### SOURCE MATERIAL

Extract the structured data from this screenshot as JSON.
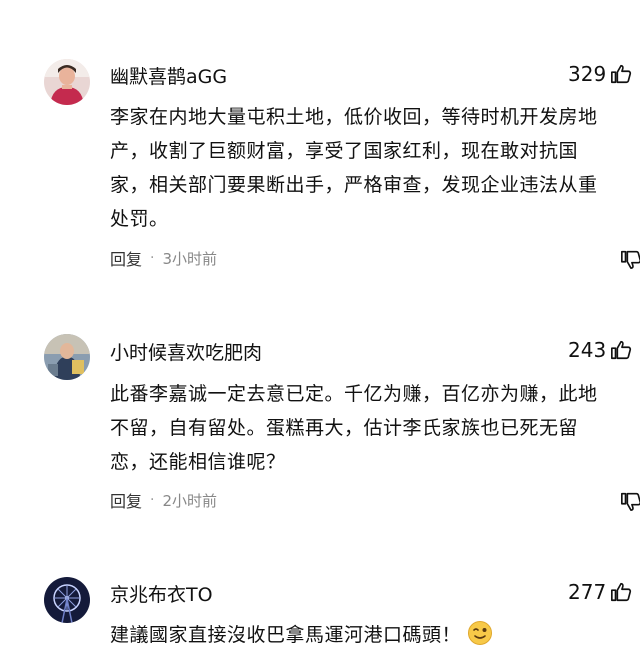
{
  "comments": [
    {
      "username": "幽默喜鹊aGG",
      "likes": "329",
      "avatar_icon": "person-avatar-icon",
      "lines": [
        "李家在内地大量屯积土地，低价收回，等待时机开发房地",
        "产，收割了巨额财富，享受了国家红利，现在敢对抗国",
        "家，相关部门要果断出手，严格审查，发现企业违法从重",
        "处罚。"
      ],
      "reply_label": "回复",
      "separator": "·",
      "time": "3小时前"
    },
    {
      "username": "小时候喜欢吃肥肉",
      "likes": "243",
      "avatar_icon": "person-avatar-icon",
      "lines": [
        "此番李嘉诚一定去意已定。千亿为赚，百亿亦为赚，此地",
        "不留，自有留处。蛋糕再大，估计李氏家族也已死无留",
        "恋，还能相信谁呢？"
      ],
      "reply_label": "回复",
      "separator": "·",
      "time": "2小时前"
    },
    {
      "username": "京兆布衣TO",
      "likes": "277",
      "avatar_icon": "ferris-wheel-avatar-icon",
      "lines": [
        "建議國家直接沒收巴拿馬運河港口碼頭！"
      ],
      "emoji_icon": "wink-emoji-icon"
    }
  ],
  "colors": {
    "text": "#111111",
    "meta": "#888888",
    "background": "#ffffff"
  }
}
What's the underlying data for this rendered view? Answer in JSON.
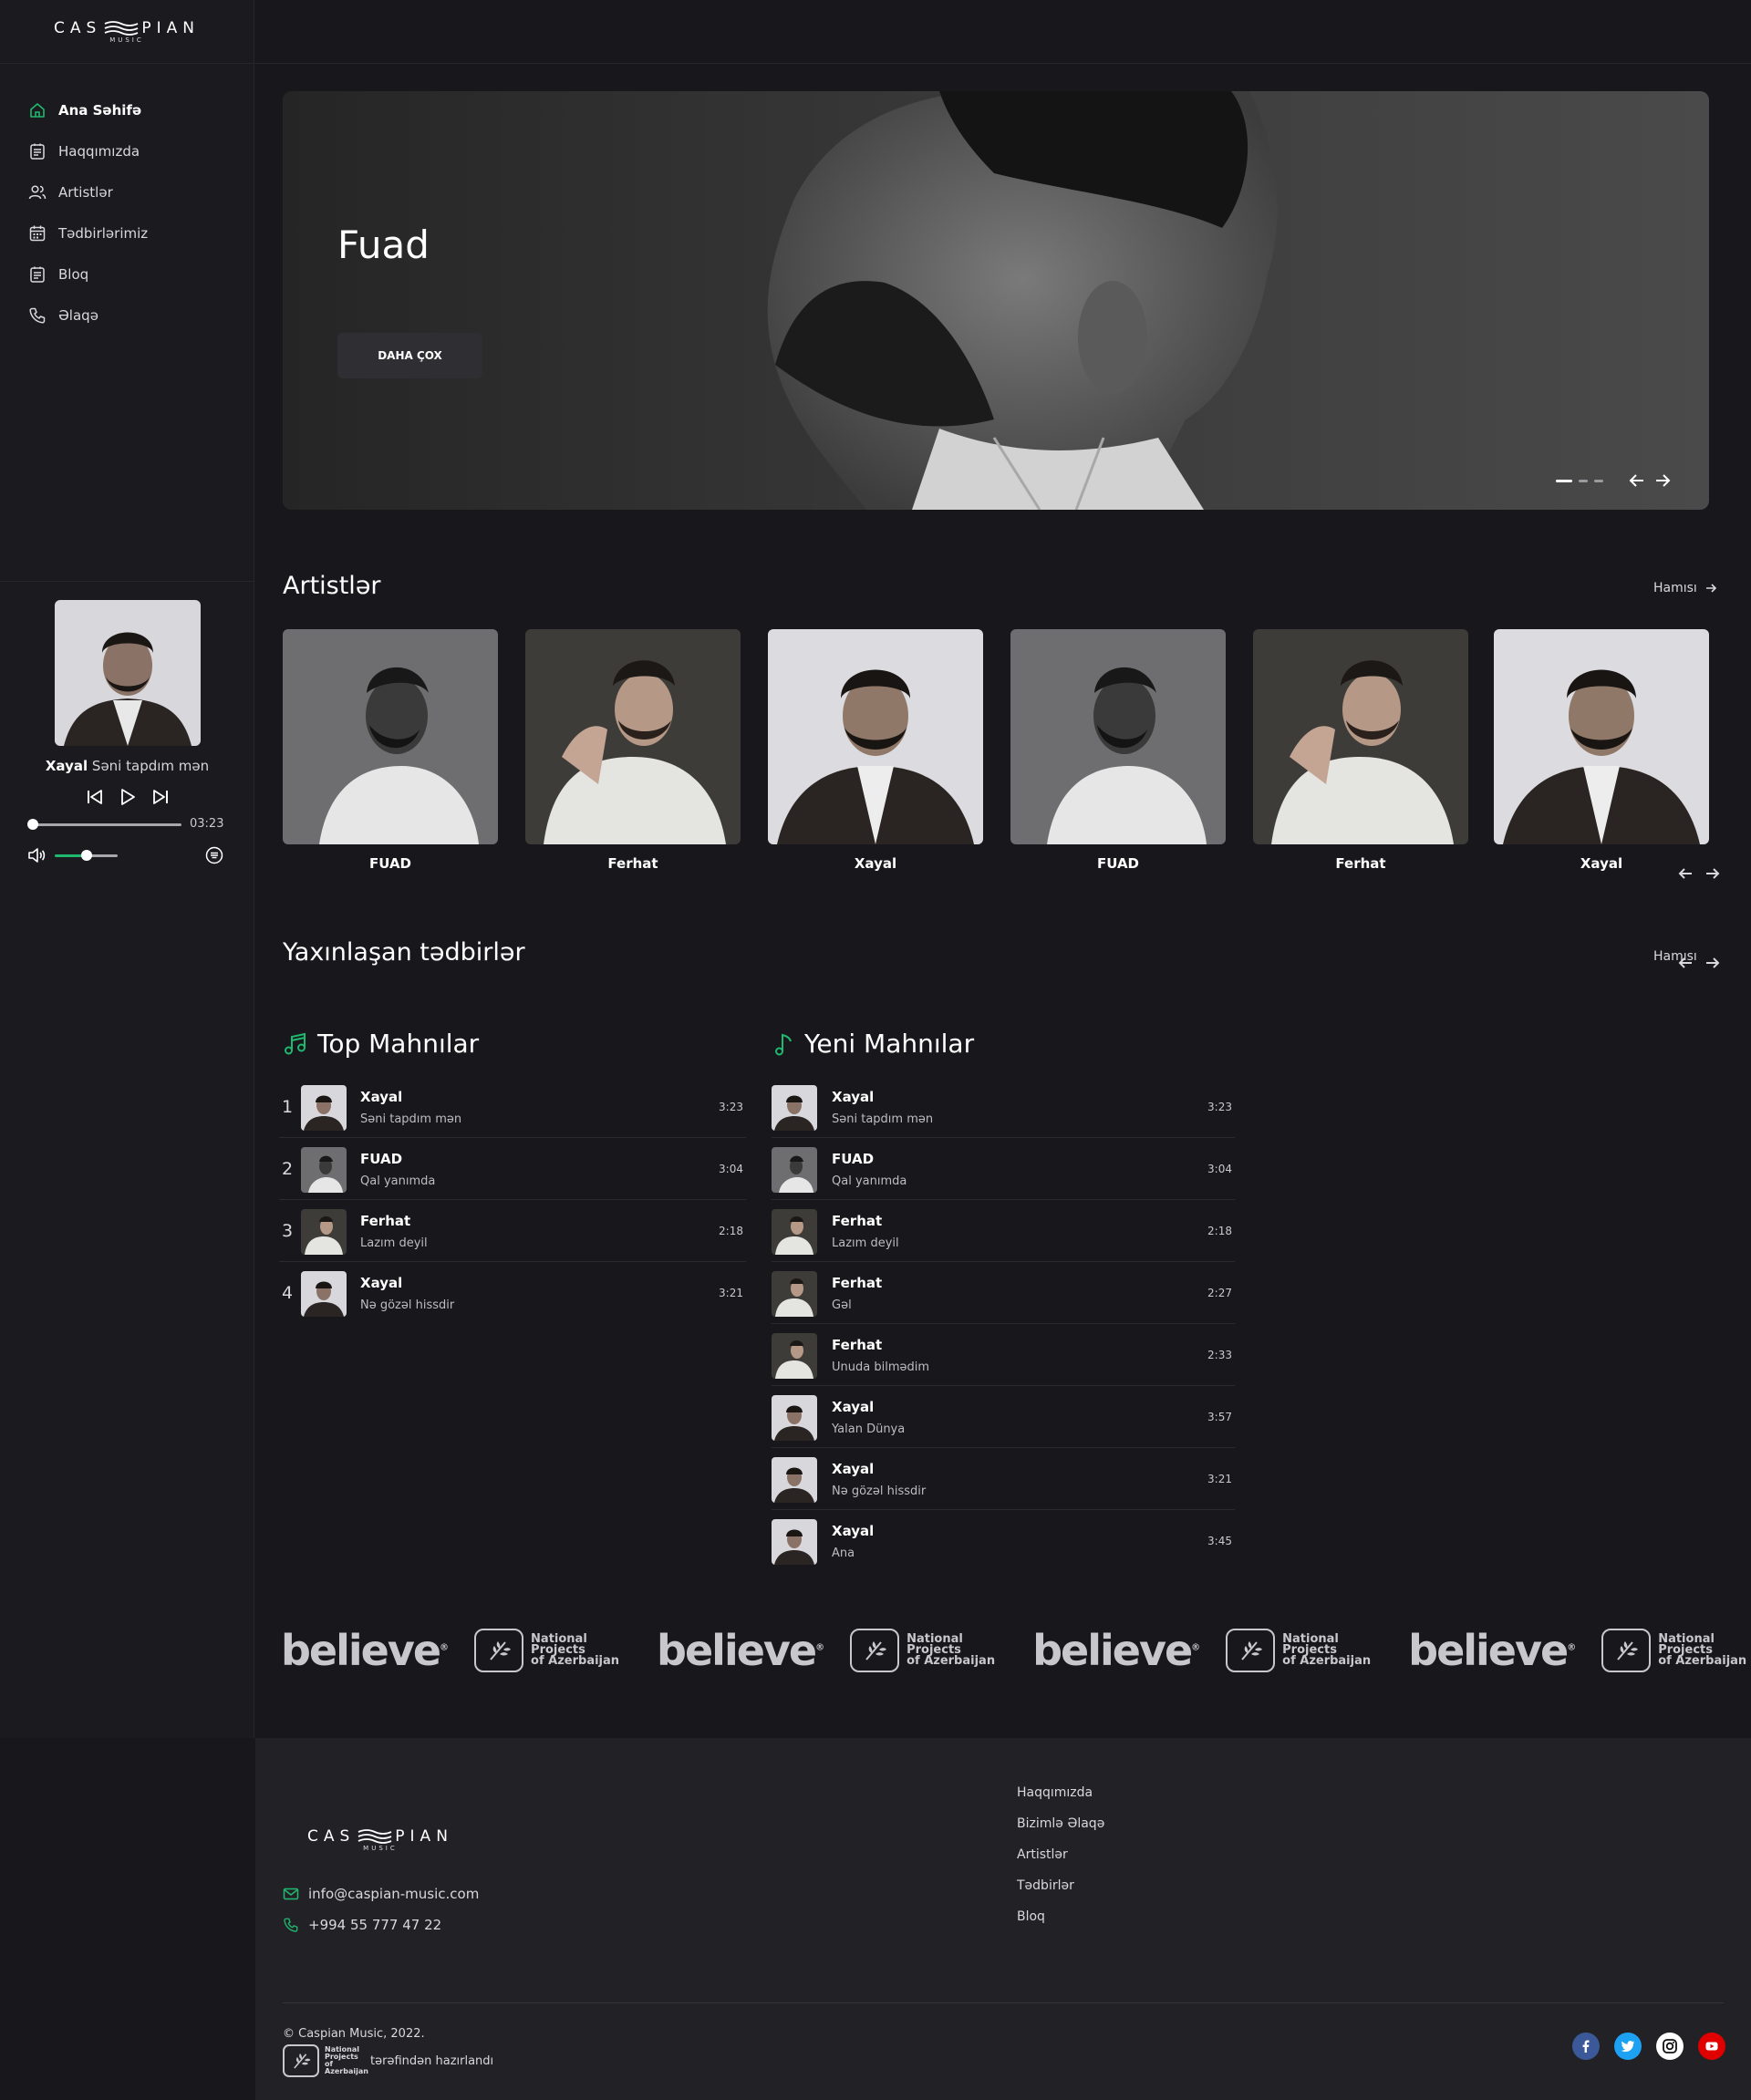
{
  "brand": {
    "logo_left": "CAS",
    "logo_right": "PIAN",
    "logo_sub": "MUSIC"
  },
  "colors": {
    "accent": "#1fb86f",
    "background": "#18181c",
    "sidebar": "#1b1b1f",
    "footer": "#222226"
  },
  "sidebar": {
    "items": [
      {
        "label": "Ana Səhifə",
        "icon": "home-icon",
        "active": true
      },
      {
        "label": "Haqqımızda",
        "icon": "document-icon"
      },
      {
        "label": "Artistlər",
        "icon": "users-icon"
      },
      {
        "label": "Tədbirlərimiz",
        "icon": "calendar-icon"
      },
      {
        "label": "Bloq",
        "icon": "document-icon"
      },
      {
        "label": "Əlaqə",
        "icon": "phone-icon"
      }
    ]
  },
  "player": {
    "artist": "Xayal",
    "track": "Səni tapdım mən",
    "duration": "03:23",
    "progress": 0.0,
    "volume": 0.5
  },
  "hero": {
    "title": "Fuad",
    "button": "DAHA ÇOX",
    "slide_count": 3,
    "active_slide": 1
  },
  "artists": {
    "title": "Artistlər",
    "see_all": "Hamısı",
    "items": [
      {
        "name": "FUAD"
      },
      {
        "name": "Ferhat"
      },
      {
        "name": "Xayal"
      },
      {
        "name": "FUAD"
      },
      {
        "name": "Ferhat"
      },
      {
        "name": "Xayal"
      }
    ]
  },
  "events": {
    "title": "Yaxınlaşan tədbirlər",
    "see_all": "Hamısı"
  },
  "top_songs": {
    "title": "Top Mahnılar",
    "items": [
      {
        "rank": "1",
        "artist": "Xayal",
        "track": "Səni tapdım mən",
        "duration": "3:23"
      },
      {
        "rank": "2",
        "artist": "FUAD",
        "track": "Qal yanımda",
        "duration": "3:04"
      },
      {
        "rank": "3",
        "artist": "Ferhat",
        "track": "Lazım deyil",
        "duration": "2:18"
      },
      {
        "rank": "4",
        "artist": "Xayal",
        "track": "Nə gözəl hissdir",
        "duration": "3:21"
      }
    ]
  },
  "new_songs": {
    "title": "Yeni Mahnılar",
    "items": [
      {
        "artist": "Xayal",
        "track": "Səni tapdım mən",
        "duration": "3:23"
      },
      {
        "artist": "FUAD",
        "track": "Qal yanımda",
        "duration": "3:04"
      },
      {
        "artist": "Ferhat",
        "track": "Lazım deyil",
        "duration": "2:18"
      },
      {
        "artist": "Ferhat",
        "track": "Gəl",
        "duration": "2:27"
      },
      {
        "artist": "Ferhat",
        "track": "Unuda bilmədim",
        "duration": "2:33"
      },
      {
        "artist": "Xayal",
        "track": "Yalan Dünya",
        "duration": "3:57"
      },
      {
        "artist": "Xayal",
        "track": "Nə gözəl hissdir",
        "duration": "3:21"
      },
      {
        "artist": "Xayal",
        "track": "Ana",
        "duration": "3:45"
      }
    ]
  },
  "partners": {
    "believe": "believe",
    "npa_line1": "National Projects",
    "npa_line2": "of Azerbaijan"
  },
  "footer": {
    "email": "info@caspian-music.com",
    "phone": "+994 55 777 47 22",
    "links": [
      "Haqqımızda",
      "Bizimlə Əlaqə",
      "Artistlər",
      "Tədbirlər",
      "Bloq"
    ],
    "copyright": "© Caspian Music, 2022.",
    "credit": "tərəfindən hazırlandı",
    "socials": [
      {
        "icon": "facebook-icon",
        "color": "#3b5998"
      },
      {
        "icon": "twitter-icon",
        "color": "#1da1f2"
      },
      {
        "icon": "instagram-icon",
        "color": "#ffffff"
      },
      {
        "icon": "youtube-icon",
        "color": "#e00000"
      }
    ]
  }
}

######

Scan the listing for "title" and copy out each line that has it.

    "title": "Fuad",
    "title": "Artistlər",
    "title": "Yaxınlaşan tədbirlər",
    "title": "Top Mahnılar",
    "title": "Yeni Mahnılar",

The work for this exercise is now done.